Educational TV Research Findings
By Julie Levy ~ Posted Tue, 03/17/2009 - 3:56pm
In keeping up with educational news, two articles about educational TV caught my attention and I wanted to share them with you.
An article in Education Week titled Studies Support Benefits of Educational TV for Reading summarizes several research projects by stating "While learning experts surely agree that too much television and inappropriate content can have detrimental effects on children, the right kinds of programs can set them on the path toward reading."

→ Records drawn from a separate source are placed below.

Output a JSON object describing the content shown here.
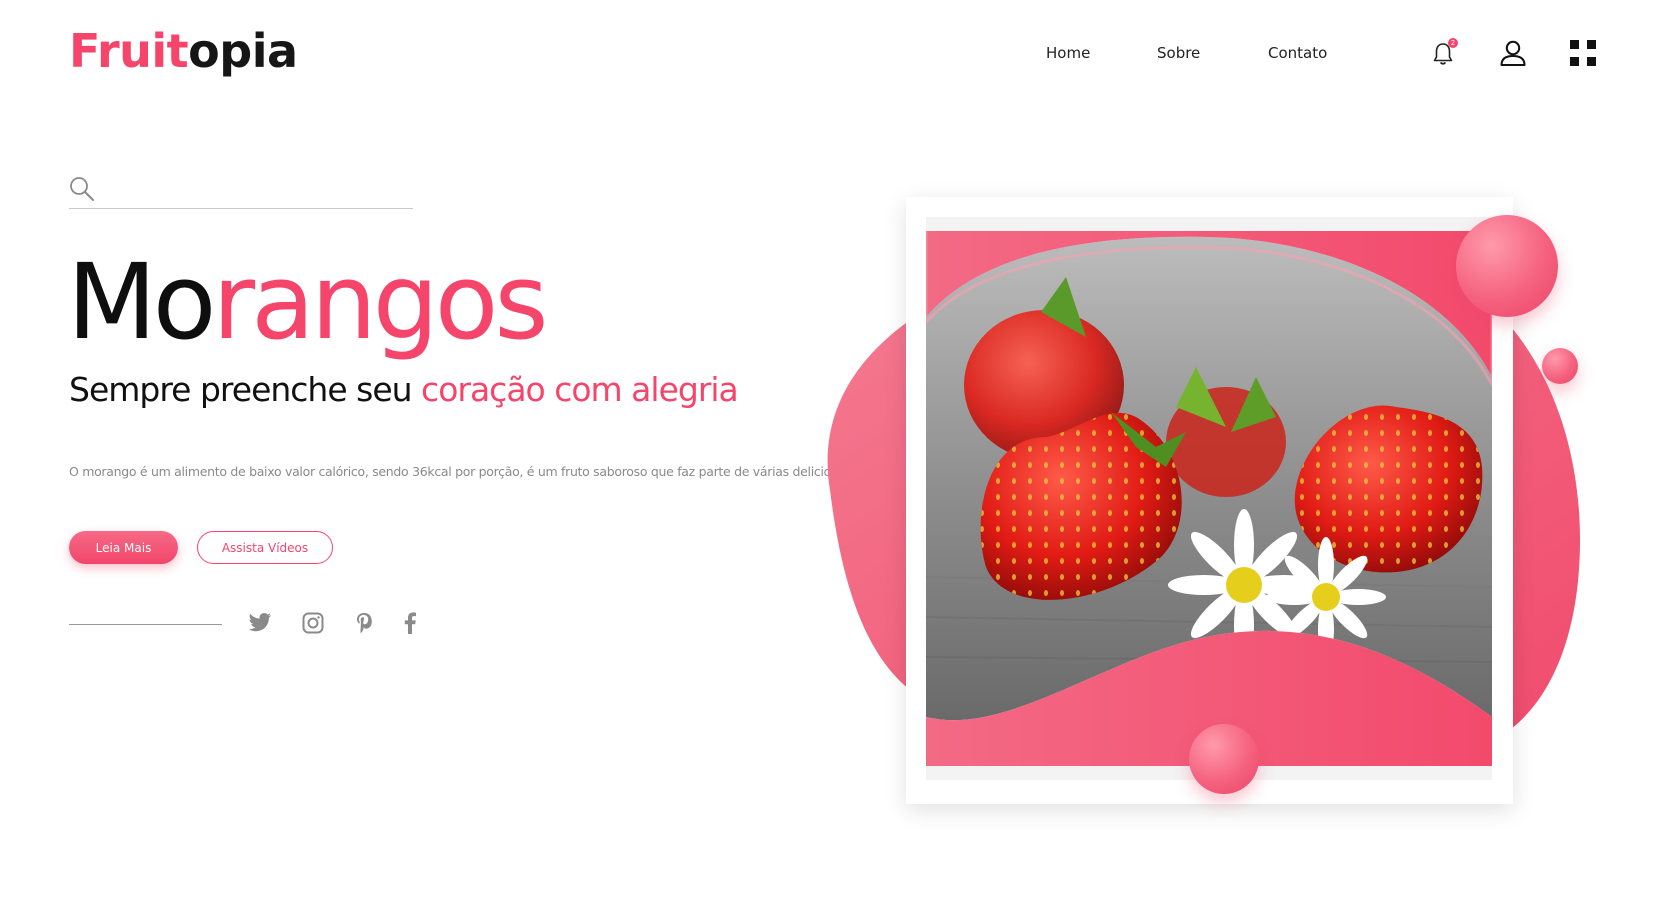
{
  "brand": {
    "part1": "Fruit",
    "part2": "opia"
  },
  "nav": {
    "items": [
      "Home",
      "Sobre",
      "Contato"
    ]
  },
  "notifications": {
    "count": "2"
  },
  "search": {
    "placeholder": "",
    "value": ""
  },
  "hero": {
    "title_part1": "Mo",
    "title_part2": "rangos",
    "subtitle_part1": "Sempre preenche seu ",
    "subtitle_part2": "coração com alegria",
    "description": "O morango é um alimento de baixo valor calórico, sendo 36kcal por porção, é um fruto saboroso que faz parte de várias deliciosas receitas."
  },
  "buttons": {
    "primary": "Leia Mais",
    "secondary": "Assista Vídeos"
  },
  "social": [
    "twitter-icon",
    "instagram-icon",
    "pinterest-icon",
    "facebook-icon"
  ],
  "colors": {
    "accent": "#f5456b",
    "text_dark": "#111111",
    "text_muted": "#8a8a8a"
  }
}
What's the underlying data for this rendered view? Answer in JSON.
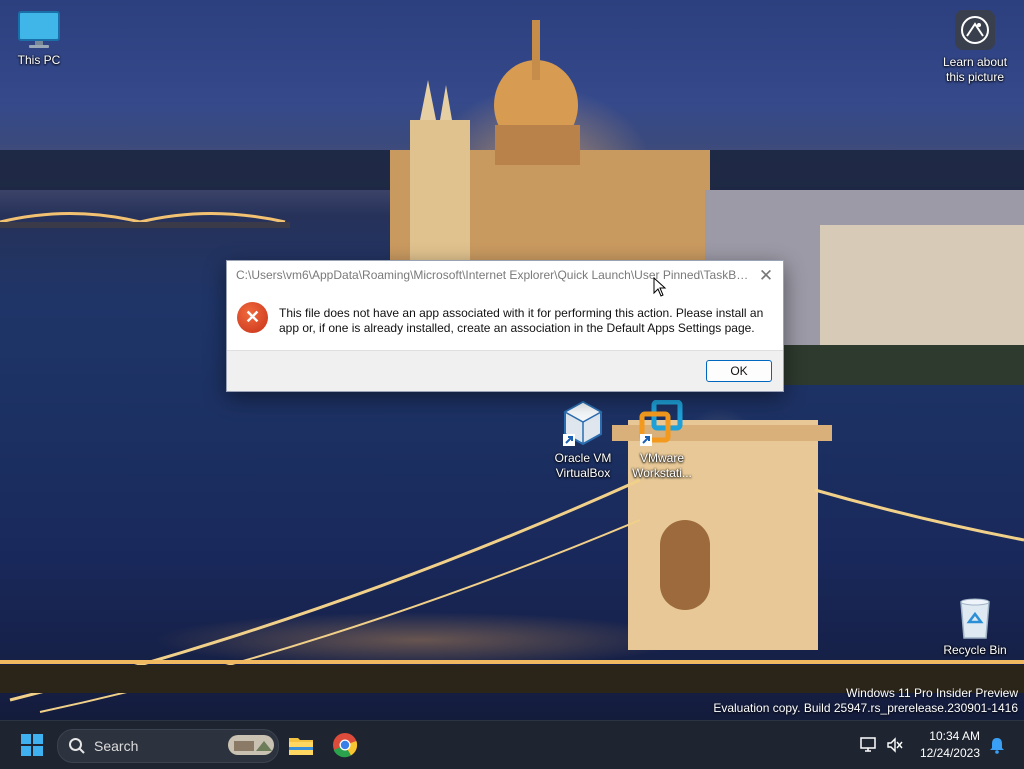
{
  "desktop": {
    "icons": [
      {
        "label": "This PC"
      },
      {
        "label": "Learn about this picture"
      },
      {
        "label": "Oracle VM VirtualBox"
      },
      {
        "label": "VMware Workstati..."
      },
      {
        "label": "Recycle Bin"
      }
    ]
  },
  "dialog": {
    "title": "C:\\Users\\vm6\\AppData\\Roaming\\Microsoft\\Internet Explorer\\Quick Launch\\User Pinned\\TaskBa...",
    "message": "This file does not have an app associated with it for performing this action. Please install an app or, if one is already installed, create an association in the Default Apps Settings page.",
    "ok_label": "OK",
    "icon": "error-icon"
  },
  "watermark": {
    "line1": "Windows 11 Pro Insider Preview",
    "line2": "Evaluation copy. Build 25947.rs_prerelease.230901-1416"
  },
  "taskbar": {
    "search_label": "Search",
    "apps": [
      "start-icon",
      "file-explorer-icon",
      "chrome-icon"
    ],
    "time": "10:34 AM",
    "date": "12/24/2023"
  },
  "colors": {
    "accent": "#0067c0",
    "error": "#d9431e",
    "taskbar": "#1f2530"
  }
}
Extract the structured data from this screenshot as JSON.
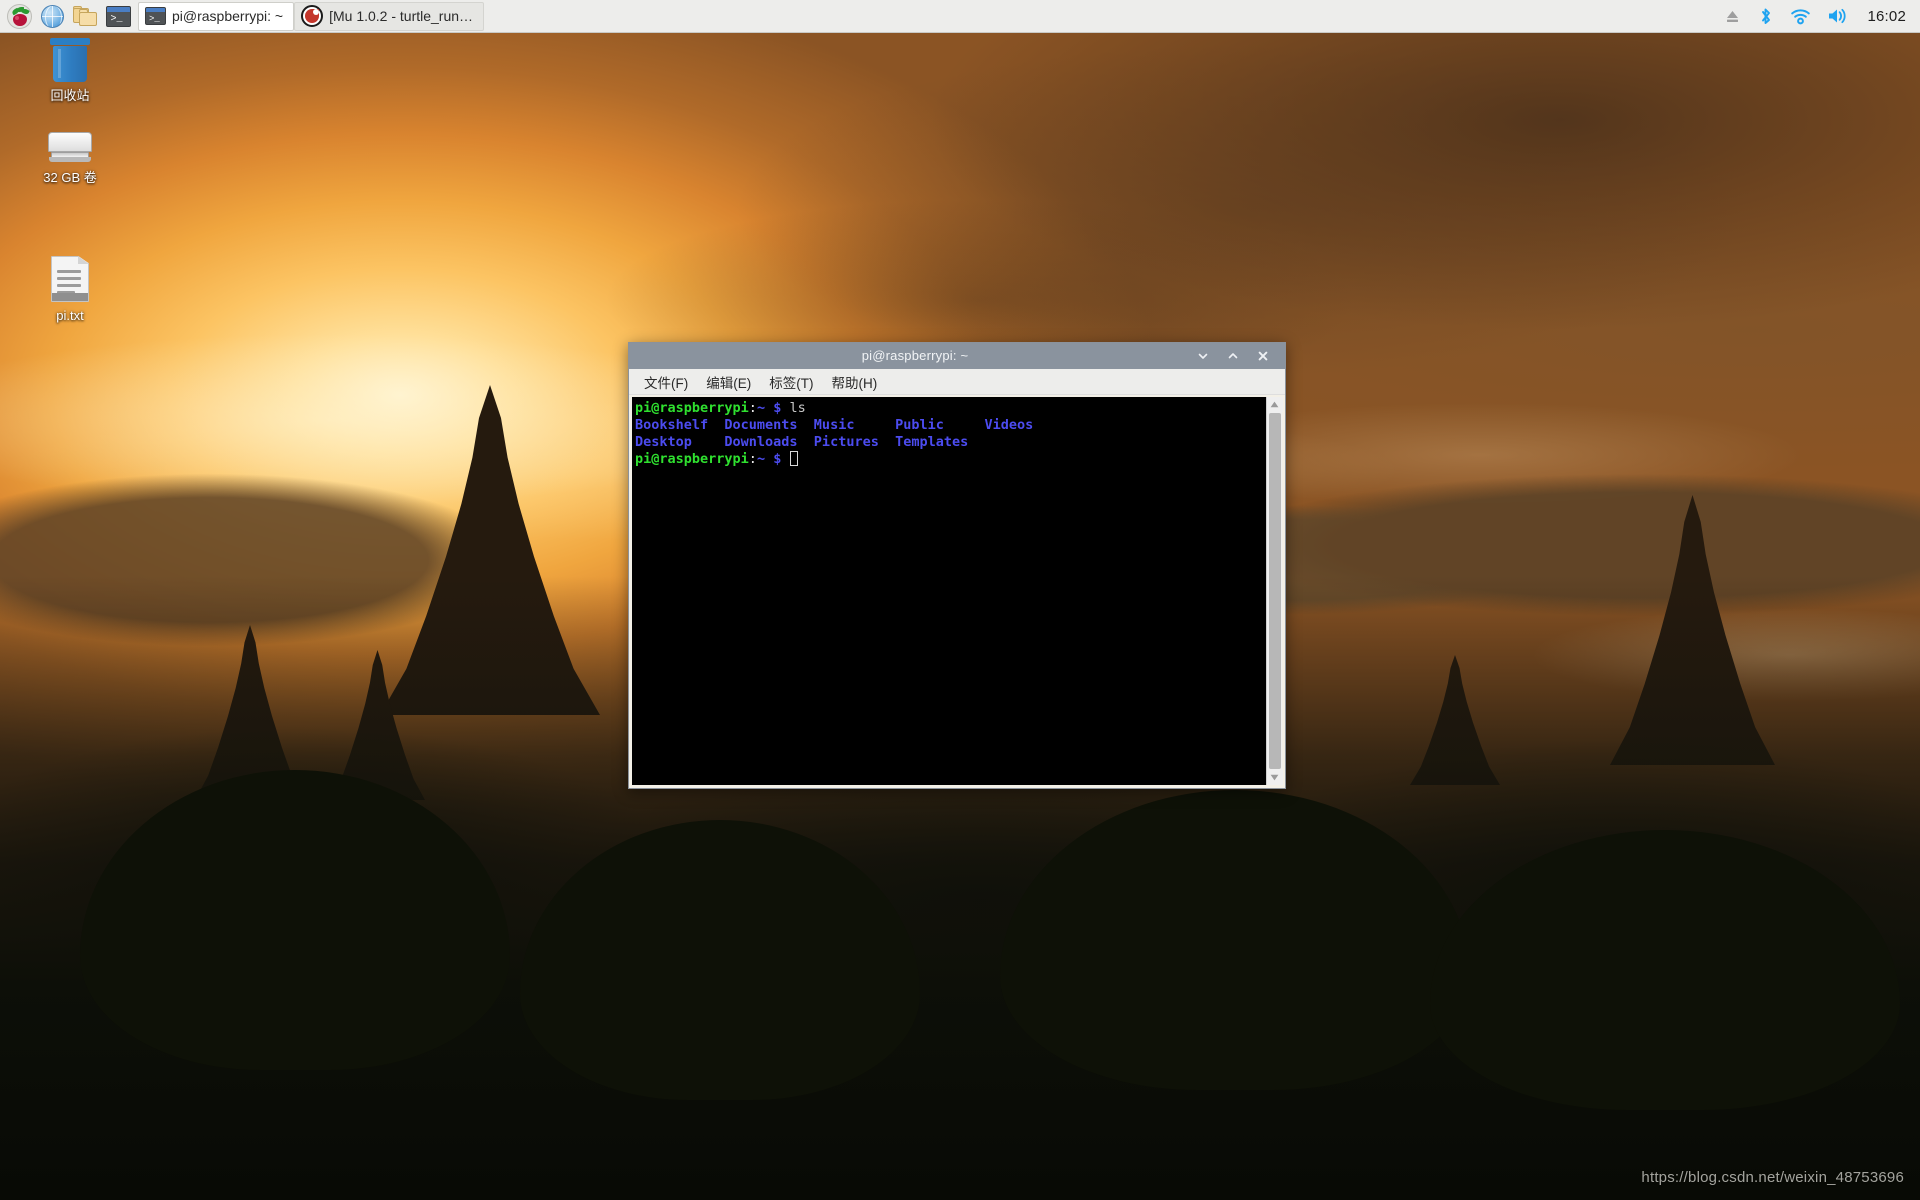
{
  "taskbar": {
    "launchers": [
      {
        "name": "raspberry-menu",
        "label": "Menu"
      },
      {
        "name": "web-browser",
        "label": "Web Browser"
      },
      {
        "name": "file-manager",
        "label": "File Manager"
      },
      {
        "name": "terminal-launcher",
        "label": "Terminal"
      }
    ],
    "windows": [
      {
        "name": "terminal-window-button",
        "label": "pi@raspberrypi: ~",
        "active": true
      },
      {
        "name": "mu-window-button",
        "label": "[Mu 1.0.2 - turtle_run…",
        "active": false
      }
    ],
    "tray": {
      "eject_label": "Eject",
      "bluetooth_label": "Bluetooth",
      "wifi_label": "Wireless & Wired Network",
      "volume_label": "Volume",
      "clock": "16:02"
    }
  },
  "desktop": {
    "icons": [
      {
        "name": "trash",
        "label": "回收站",
        "type": "trash"
      },
      {
        "name": "volume-32gb",
        "label": "32 GB 卷",
        "type": "drive"
      },
      {
        "name": "pi-txt",
        "label": "pi.txt",
        "type": "file"
      }
    ],
    "watermark": "https://blog.csdn.net/weixin_48753696"
  },
  "terminal": {
    "title": "pi@raspberrypi: ~",
    "controls": {
      "minimize": "˅",
      "maximize": "˄",
      "close": "✕"
    },
    "menu": [
      {
        "name": "menu-file",
        "label": "文件(F)"
      },
      {
        "name": "menu-edit",
        "label": "编辑(E)"
      },
      {
        "name": "menu-tabs",
        "label": "标签(T)"
      },
      {
        "name": "menu-help",
        "label": "帮助(H)"
      }
    ],
    "session": {
      "prompt_user": "pi@raspberrypi",
      "prompt_colon": ":",
      "prompt_path": "~",
      "prompt_dollar": "$",
      "command": "ls",
      "listing_row1": "Bookshelf  Documents  Music     Public     Videos",
      "listing_row2": "Desktop    Downloads  Pictures  Templates"
    },
    "colors": {
      "user": "#2fe02f",
      "path": "#4c4cf0",
      "dir": "#4c4cf0",
      "background": "#000000",
      "titlebar": "#8a939e"
    }
  }
}
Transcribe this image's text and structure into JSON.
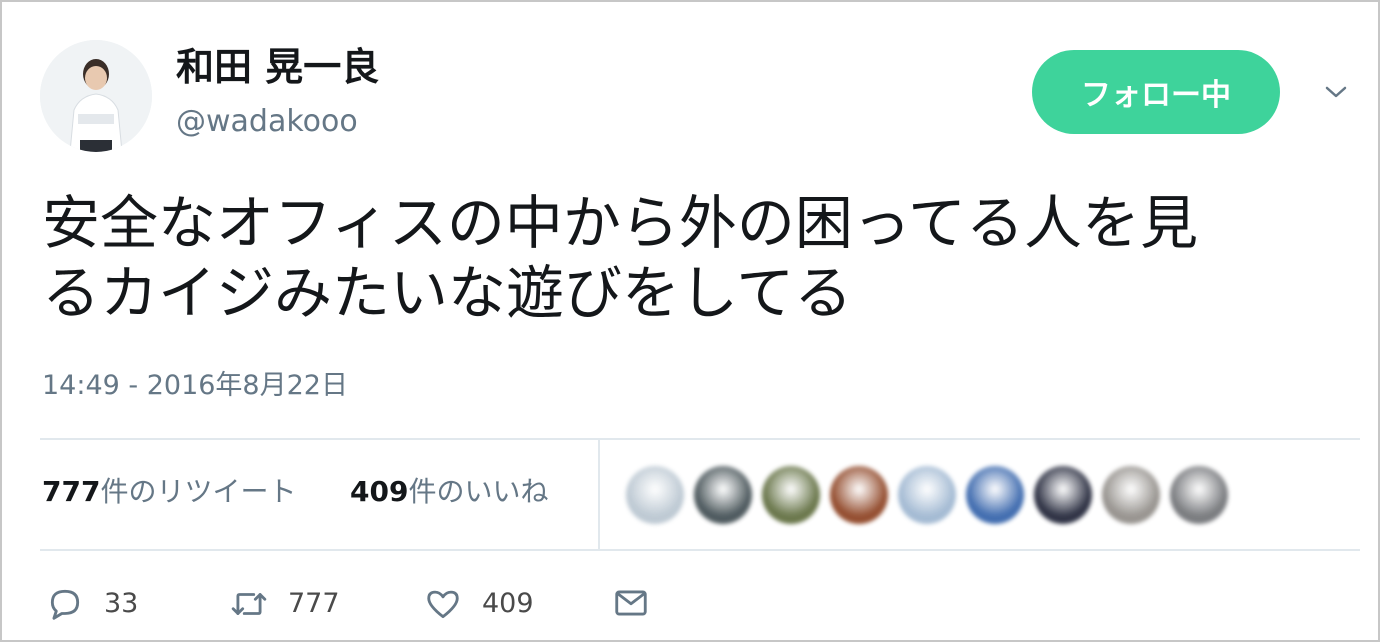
{
  "user": {
    "display_name": "和田 晃一良",
    "screen_name": "@wadakooo"
  },
  "follow_button": {
    "label": "フォロー中",
    "color": "#3ed39b"
  },
  "tweet": {
    "text_line1": "安全なオフィスの中から外の困ってる人を見",
    "text_line2": "るカイジみたいな遊びをしてる",
    "timestamp": "14:49 - 2016年8月22日"
  },
  "stats": {
    "retweets_count": "777",
    "retweets_label": "件のリツイート",
    "likes_count": "409",
    "likes_label": "件のいいね"
  },
  "liker_avatars": [
    {
      "color": "#b7c4cf"
    },
    {
      "color": "#3d4a4f"
    },
    {
      "color": "#5c6a3a"
    },
    {
      "color": "#8a3d1c"
    },
    {
      "color": "#9bb4cf"
    },
    {
      "color": "#2f5fa8"
    },
    {
      "color": "#1b1f33"
    },
    {
      "color": "#8e8a85"
    },
    {
      "color": "#6d6f73"
    }
  ],
  "actions": {
    "reply_count": "33",
    "retweet_count": "777",
    "like_count": "409"
  },
  "icons": [
    "reply-icon",
    "retweet-icon",
    "heart-icon",
    "envelope-icon",
    "chevron-down-icon"
  ]
}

Research is now emerging and providing critical information on the most effective approaches for combining learning with a television program. Debra L. Linebarger, the director of the Children and Media Lab at the Annenberg School for Communications at the University of Pennsylvania in Philadelphia says “We know that we can successfully merge learning and appeal to children, but it takes work.” Linebarger is studying the impact of several popular shows on public television, including “Between the Lions” and “Super Why!”
The article goes on to reaffirm the American Academy of Pediatrics recommendation that televsion viewing should be avoided altogether for children under the age of 2 because it can be detrimental to their brain development but the AAP also recognizes that some television programming has benefits. Along these lines, a second article titled Want a Smart Baby? TV's Not Going to Help, from CNN reports on a study published in the journal Pediatrics that challenges the need and usefulness of baby educational videos.
Researchers from Children's Hospital in Boston and Harvard Medical School monitored more than 800 children from birth to 3 years of age and found that baby programs such as BabyGenius or Baby Einstein not only do not make babies smarter but also have no cognitive benefit to babies and toddlers. This study supports the findings of a study published in August that also found no benefit from baby DVDs, stating that infants who watched the videos understood fewer words than those who did not watch them.
As an educator, I find it interesting to talk with my peers about their opinions and perceptions of media use, particularly TV, for children. Most educators seem to fall into two categories regarding TV and media use: those who will not use any TV or media at all or those who embrace it wholeheartedly. Both of the above articles state the case for selective and appropriate use of TV and media for children. In other words, for children 3 years and older it is not just how much TV a child is watching, it is more about what they are watching.